# Task goal
When a line in the entries below contains the word "Delay", copy that line.

# Excerpted data
= Beginning of Section =
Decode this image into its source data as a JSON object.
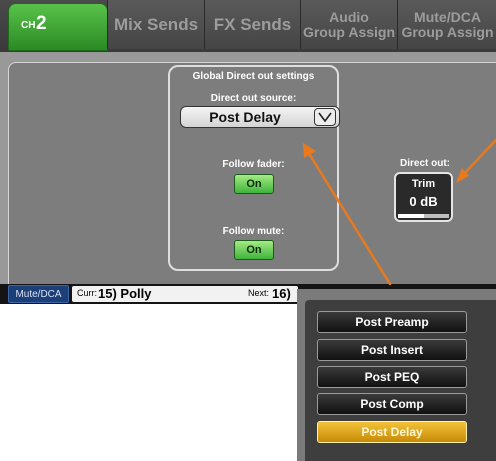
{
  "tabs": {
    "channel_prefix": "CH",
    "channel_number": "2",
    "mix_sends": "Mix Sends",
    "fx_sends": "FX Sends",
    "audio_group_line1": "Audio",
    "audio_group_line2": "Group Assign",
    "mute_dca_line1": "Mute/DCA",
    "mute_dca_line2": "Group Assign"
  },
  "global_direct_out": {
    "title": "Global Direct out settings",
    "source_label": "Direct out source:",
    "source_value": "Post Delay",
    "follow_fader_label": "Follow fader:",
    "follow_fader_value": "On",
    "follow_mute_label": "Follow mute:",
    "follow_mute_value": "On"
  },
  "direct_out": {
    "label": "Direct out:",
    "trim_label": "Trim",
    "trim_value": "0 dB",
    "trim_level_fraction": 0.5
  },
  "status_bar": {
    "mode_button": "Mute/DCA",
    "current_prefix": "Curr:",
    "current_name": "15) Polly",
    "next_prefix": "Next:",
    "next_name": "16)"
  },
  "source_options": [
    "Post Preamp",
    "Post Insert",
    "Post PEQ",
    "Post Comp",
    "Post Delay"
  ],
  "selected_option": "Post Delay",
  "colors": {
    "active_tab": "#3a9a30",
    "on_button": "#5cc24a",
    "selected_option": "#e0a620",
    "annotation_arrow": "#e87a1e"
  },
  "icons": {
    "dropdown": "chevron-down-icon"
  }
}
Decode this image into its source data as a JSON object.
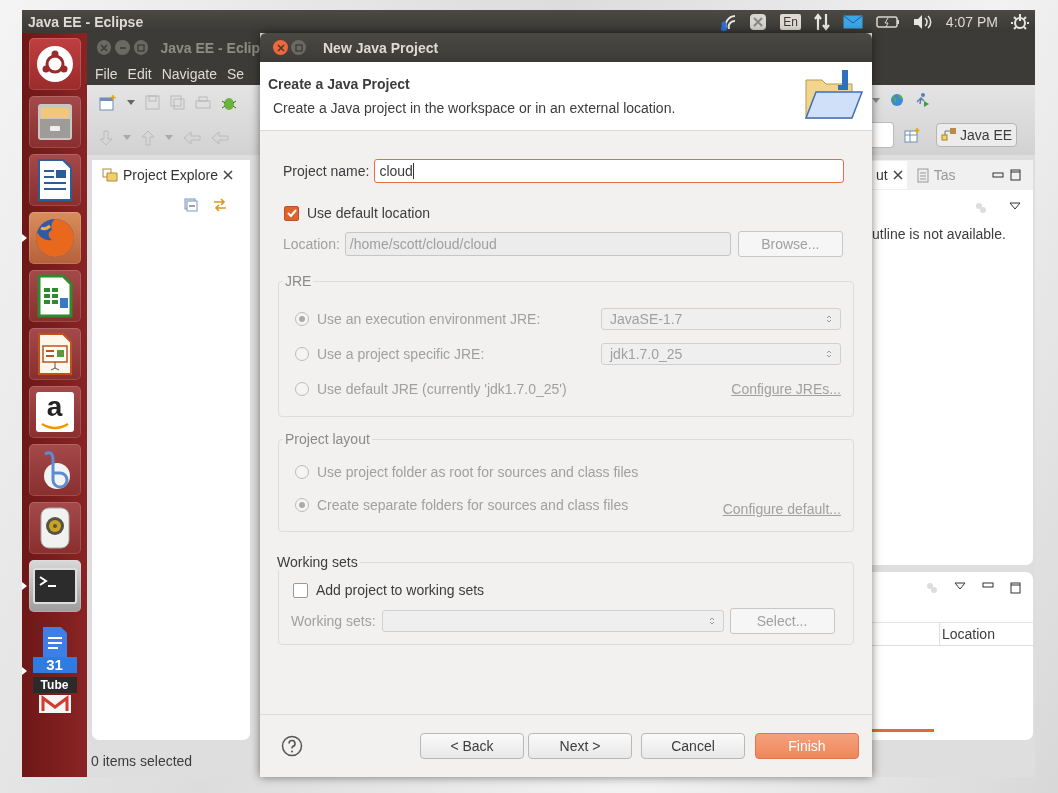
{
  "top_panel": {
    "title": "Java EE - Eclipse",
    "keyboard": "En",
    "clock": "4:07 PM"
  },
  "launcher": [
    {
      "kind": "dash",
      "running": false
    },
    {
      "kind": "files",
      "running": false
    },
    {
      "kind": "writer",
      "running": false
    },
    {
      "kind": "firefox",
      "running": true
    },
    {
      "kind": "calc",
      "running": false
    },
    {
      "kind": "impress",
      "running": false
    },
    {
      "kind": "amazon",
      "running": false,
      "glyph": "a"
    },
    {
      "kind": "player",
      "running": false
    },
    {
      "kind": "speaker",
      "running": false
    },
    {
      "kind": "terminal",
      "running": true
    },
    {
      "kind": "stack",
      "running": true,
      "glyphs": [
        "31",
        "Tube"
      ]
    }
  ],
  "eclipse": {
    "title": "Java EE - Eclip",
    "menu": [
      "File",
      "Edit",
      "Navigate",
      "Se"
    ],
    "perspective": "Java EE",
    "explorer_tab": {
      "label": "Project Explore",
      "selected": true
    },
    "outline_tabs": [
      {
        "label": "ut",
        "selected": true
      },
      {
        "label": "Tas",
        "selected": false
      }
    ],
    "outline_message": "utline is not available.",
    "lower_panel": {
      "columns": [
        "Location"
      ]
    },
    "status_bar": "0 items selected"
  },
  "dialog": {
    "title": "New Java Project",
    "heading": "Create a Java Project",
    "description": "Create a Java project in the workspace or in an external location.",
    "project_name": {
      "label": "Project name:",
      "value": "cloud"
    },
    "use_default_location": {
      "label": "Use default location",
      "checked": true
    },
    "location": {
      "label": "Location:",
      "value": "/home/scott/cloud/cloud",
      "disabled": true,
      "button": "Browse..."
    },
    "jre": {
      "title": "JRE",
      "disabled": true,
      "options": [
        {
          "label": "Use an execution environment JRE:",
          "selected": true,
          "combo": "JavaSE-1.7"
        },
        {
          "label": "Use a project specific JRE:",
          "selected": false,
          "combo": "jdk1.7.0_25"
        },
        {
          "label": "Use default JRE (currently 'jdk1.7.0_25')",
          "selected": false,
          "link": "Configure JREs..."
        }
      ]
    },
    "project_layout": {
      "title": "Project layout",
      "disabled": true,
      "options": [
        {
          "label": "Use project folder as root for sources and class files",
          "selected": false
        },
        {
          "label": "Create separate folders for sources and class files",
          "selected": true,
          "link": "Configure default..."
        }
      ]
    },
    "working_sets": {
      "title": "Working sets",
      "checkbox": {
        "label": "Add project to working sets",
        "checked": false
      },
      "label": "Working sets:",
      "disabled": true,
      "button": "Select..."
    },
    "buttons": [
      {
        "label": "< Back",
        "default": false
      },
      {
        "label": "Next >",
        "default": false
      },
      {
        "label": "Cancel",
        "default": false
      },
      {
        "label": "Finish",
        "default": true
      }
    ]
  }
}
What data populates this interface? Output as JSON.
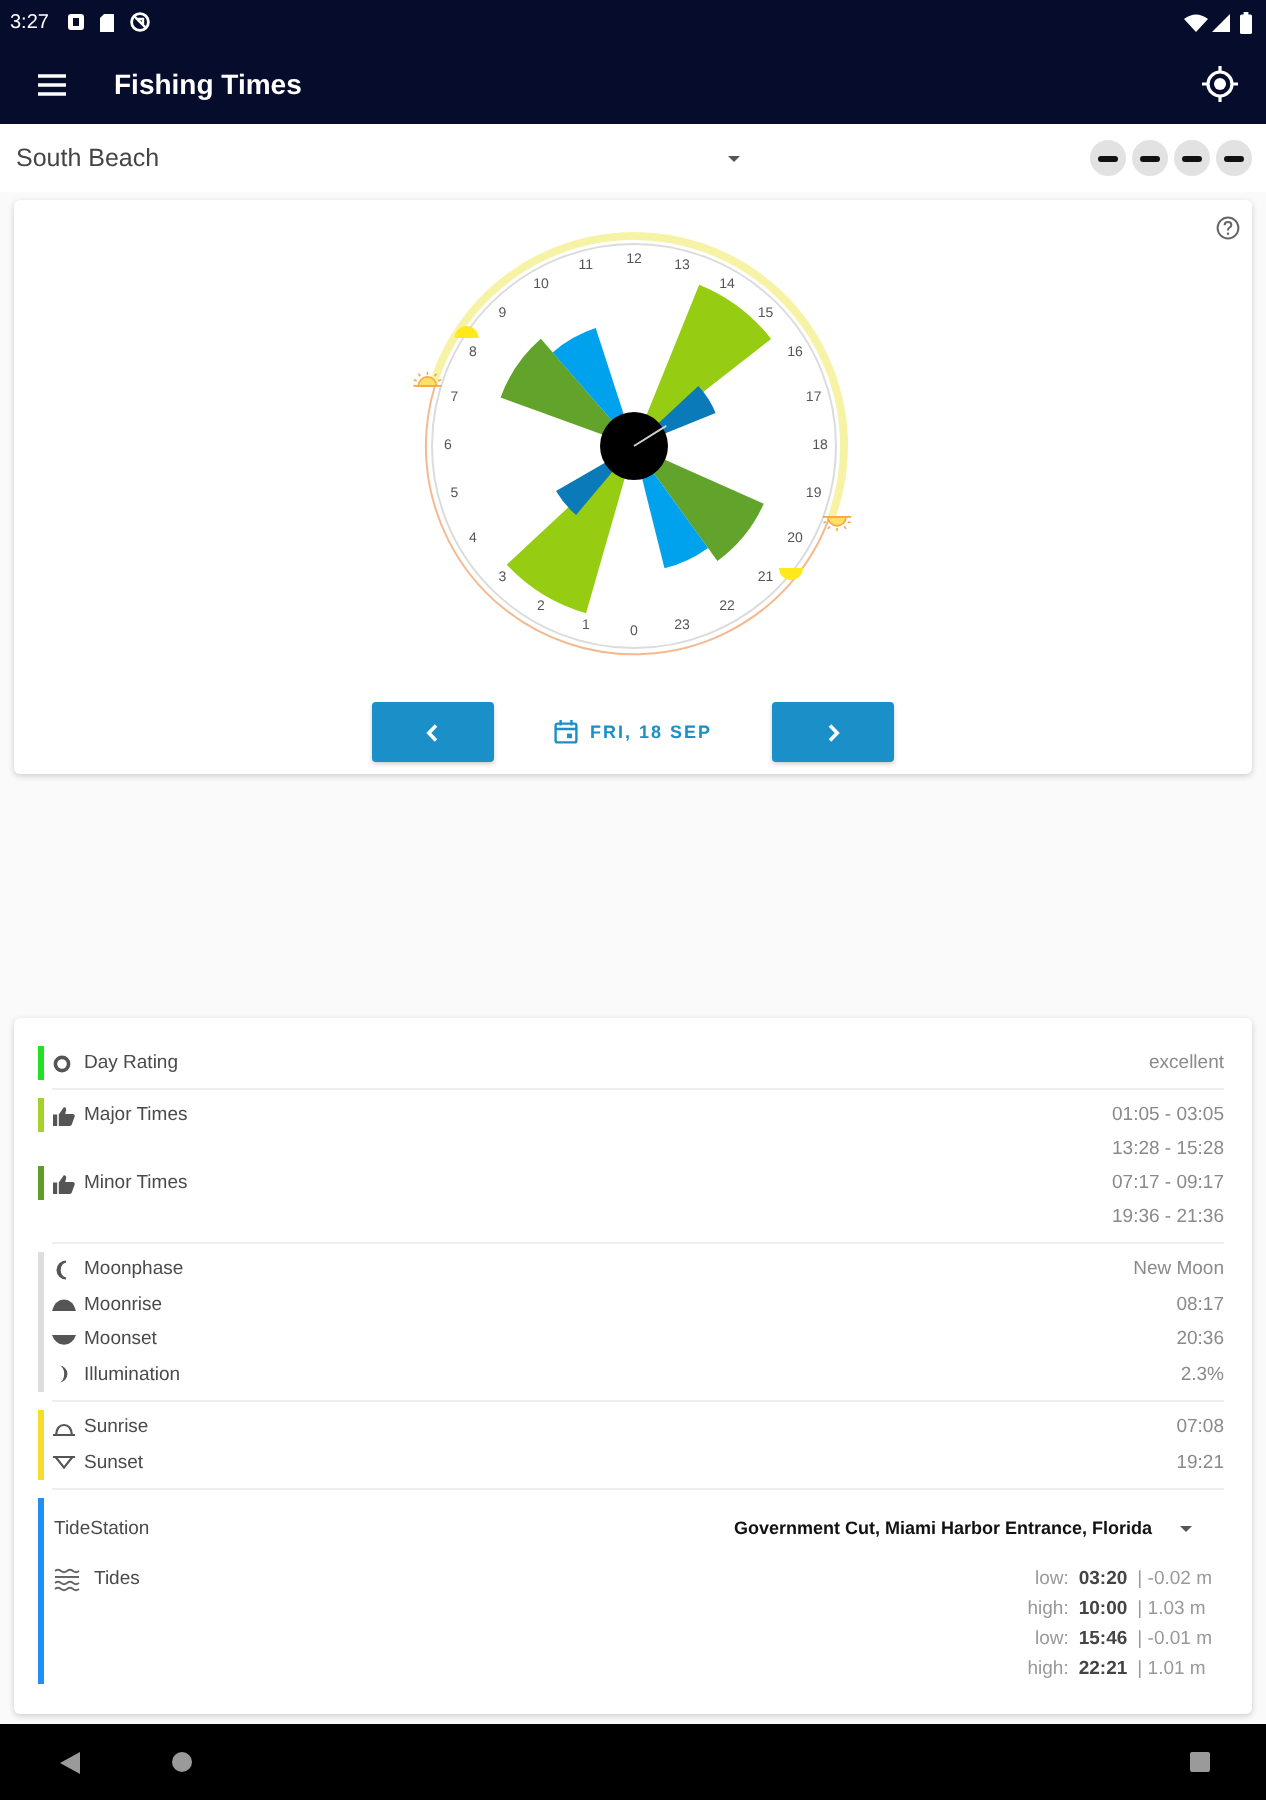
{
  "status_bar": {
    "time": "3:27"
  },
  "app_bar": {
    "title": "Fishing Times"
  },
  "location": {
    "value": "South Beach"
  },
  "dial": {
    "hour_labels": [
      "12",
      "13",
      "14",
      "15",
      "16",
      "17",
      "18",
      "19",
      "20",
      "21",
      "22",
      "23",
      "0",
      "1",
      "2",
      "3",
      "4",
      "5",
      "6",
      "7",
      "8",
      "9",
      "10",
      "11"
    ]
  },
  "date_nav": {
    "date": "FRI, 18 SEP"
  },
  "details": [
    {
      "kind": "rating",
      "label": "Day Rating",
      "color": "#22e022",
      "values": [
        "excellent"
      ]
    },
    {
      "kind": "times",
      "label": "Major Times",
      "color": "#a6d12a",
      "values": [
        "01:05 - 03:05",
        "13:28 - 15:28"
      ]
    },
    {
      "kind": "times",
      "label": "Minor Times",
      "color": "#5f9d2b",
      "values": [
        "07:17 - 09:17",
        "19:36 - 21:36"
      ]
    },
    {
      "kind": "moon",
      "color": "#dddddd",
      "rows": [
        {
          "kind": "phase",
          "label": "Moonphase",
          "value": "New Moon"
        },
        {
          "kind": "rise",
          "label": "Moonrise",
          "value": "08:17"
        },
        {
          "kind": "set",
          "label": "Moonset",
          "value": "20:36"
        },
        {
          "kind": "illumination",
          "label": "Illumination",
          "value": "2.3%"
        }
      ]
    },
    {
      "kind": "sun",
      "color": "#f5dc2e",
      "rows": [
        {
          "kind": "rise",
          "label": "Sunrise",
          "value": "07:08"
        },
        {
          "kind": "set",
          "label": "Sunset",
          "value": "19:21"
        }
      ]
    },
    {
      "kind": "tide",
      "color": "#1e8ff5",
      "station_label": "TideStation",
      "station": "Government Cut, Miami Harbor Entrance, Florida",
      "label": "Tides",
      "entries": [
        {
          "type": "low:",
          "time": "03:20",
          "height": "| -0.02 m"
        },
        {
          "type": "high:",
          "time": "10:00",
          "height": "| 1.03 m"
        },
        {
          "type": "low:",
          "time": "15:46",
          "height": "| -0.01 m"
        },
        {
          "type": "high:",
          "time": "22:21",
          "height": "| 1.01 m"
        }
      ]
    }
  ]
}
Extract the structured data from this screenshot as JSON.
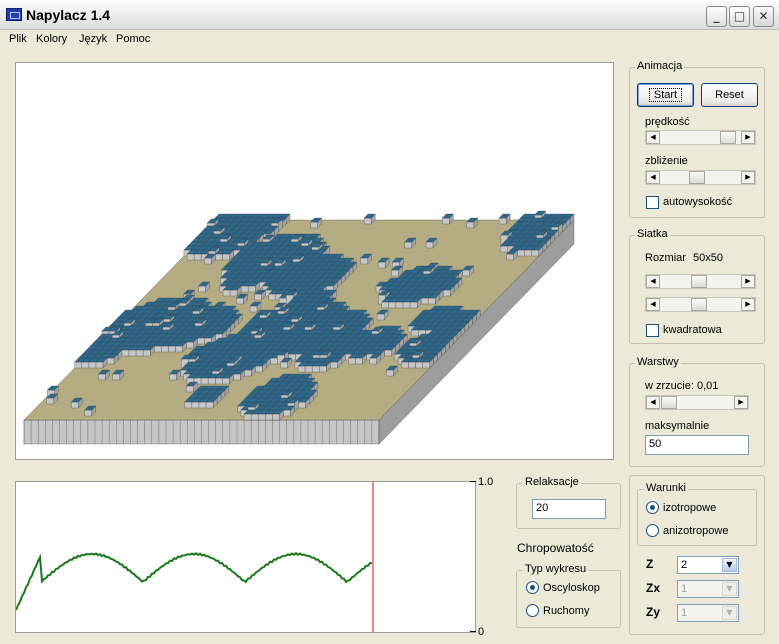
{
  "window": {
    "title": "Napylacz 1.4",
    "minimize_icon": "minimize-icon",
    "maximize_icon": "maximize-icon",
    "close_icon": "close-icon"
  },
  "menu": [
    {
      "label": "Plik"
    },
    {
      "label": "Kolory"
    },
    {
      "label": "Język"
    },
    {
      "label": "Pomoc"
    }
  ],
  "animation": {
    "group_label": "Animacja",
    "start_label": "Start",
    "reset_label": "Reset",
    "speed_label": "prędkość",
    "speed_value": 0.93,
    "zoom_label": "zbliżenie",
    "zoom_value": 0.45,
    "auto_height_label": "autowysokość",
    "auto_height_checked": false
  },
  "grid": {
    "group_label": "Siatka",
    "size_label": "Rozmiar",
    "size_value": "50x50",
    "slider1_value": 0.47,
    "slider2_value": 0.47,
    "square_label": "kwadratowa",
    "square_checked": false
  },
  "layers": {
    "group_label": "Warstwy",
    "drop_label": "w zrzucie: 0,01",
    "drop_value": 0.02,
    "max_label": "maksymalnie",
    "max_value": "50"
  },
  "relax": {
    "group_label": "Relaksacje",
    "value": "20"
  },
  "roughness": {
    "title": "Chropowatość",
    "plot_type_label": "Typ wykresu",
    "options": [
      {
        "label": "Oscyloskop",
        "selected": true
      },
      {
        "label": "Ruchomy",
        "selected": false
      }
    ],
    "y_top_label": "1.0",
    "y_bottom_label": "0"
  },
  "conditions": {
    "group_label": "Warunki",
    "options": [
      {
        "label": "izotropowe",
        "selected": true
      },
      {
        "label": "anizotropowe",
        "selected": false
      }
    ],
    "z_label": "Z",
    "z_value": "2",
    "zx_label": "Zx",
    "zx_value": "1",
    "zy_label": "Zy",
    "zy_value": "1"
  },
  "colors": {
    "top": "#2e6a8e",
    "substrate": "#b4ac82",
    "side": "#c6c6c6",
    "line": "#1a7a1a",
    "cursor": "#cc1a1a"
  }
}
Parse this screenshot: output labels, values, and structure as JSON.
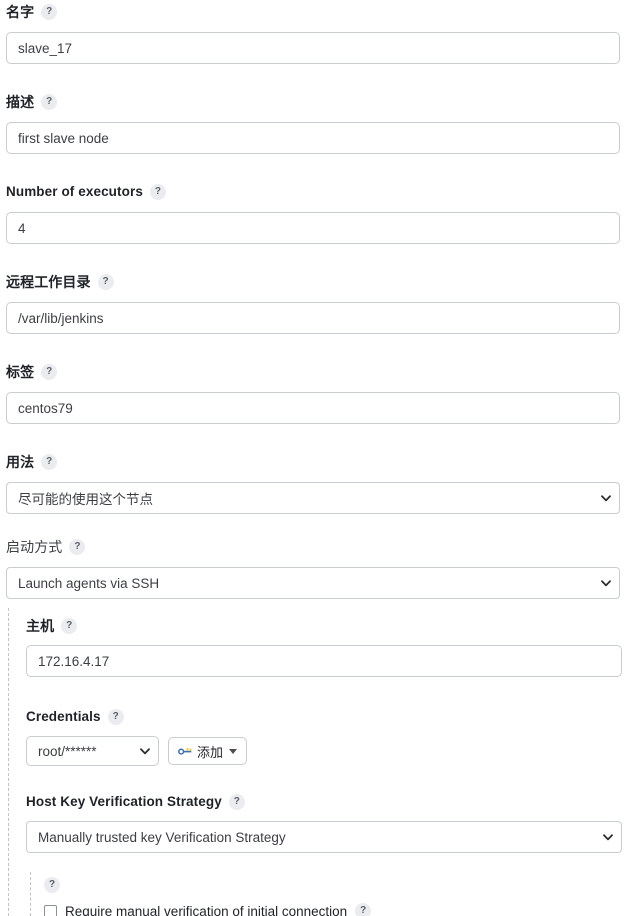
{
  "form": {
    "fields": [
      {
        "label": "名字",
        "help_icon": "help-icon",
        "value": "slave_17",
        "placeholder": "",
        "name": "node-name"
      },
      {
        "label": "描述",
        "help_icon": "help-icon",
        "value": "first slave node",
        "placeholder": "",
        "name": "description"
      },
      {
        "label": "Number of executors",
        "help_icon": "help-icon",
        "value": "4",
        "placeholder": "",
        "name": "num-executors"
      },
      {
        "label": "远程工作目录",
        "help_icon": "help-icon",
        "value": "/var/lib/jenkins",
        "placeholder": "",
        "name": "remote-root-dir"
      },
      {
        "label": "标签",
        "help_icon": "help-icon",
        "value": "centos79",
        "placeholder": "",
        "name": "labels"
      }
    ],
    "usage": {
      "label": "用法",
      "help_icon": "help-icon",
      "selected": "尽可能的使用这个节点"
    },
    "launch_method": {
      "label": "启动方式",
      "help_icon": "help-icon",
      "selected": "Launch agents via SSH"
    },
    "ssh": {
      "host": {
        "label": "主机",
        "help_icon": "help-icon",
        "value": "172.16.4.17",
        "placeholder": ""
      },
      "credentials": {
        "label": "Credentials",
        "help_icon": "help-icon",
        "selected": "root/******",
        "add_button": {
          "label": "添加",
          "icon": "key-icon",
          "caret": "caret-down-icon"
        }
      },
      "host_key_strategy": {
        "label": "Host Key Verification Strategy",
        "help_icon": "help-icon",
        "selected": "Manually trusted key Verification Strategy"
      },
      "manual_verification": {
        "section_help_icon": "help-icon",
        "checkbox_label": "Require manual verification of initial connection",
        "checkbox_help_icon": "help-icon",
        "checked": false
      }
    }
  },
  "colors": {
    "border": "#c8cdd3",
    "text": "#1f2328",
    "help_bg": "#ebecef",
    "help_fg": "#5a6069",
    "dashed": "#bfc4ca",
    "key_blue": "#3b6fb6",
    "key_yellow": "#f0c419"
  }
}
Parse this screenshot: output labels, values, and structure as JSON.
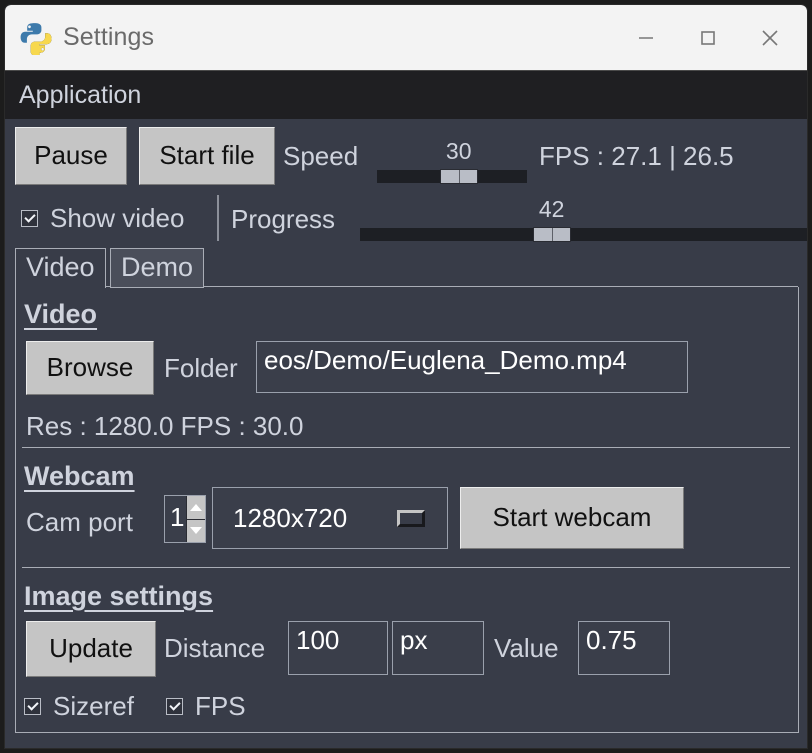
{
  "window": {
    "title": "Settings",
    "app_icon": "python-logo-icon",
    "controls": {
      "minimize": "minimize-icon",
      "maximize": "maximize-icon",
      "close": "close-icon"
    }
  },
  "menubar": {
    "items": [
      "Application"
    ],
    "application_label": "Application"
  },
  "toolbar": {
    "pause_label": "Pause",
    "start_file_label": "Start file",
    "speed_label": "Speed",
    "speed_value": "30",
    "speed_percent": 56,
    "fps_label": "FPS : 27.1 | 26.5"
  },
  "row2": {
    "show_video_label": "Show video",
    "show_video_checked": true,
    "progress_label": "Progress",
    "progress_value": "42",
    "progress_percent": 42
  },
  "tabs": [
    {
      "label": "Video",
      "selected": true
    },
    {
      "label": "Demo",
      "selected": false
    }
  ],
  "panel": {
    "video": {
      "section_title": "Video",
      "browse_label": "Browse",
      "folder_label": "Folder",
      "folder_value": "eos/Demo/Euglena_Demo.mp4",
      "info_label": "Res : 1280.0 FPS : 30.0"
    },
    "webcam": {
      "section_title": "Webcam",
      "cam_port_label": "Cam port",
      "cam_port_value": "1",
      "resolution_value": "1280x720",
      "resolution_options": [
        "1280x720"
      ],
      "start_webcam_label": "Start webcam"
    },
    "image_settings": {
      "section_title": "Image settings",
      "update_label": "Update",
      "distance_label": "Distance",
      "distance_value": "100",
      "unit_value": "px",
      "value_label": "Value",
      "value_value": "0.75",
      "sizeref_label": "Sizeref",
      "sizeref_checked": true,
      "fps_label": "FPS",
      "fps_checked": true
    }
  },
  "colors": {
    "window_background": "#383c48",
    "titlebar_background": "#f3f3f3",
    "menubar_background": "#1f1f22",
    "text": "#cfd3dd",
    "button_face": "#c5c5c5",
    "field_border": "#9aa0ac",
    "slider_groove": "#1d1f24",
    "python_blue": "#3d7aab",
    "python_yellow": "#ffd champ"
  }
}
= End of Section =
# Response
    "source_value": "Post Delay",
    "Post Delay"
  "selected_option": "Post Delay",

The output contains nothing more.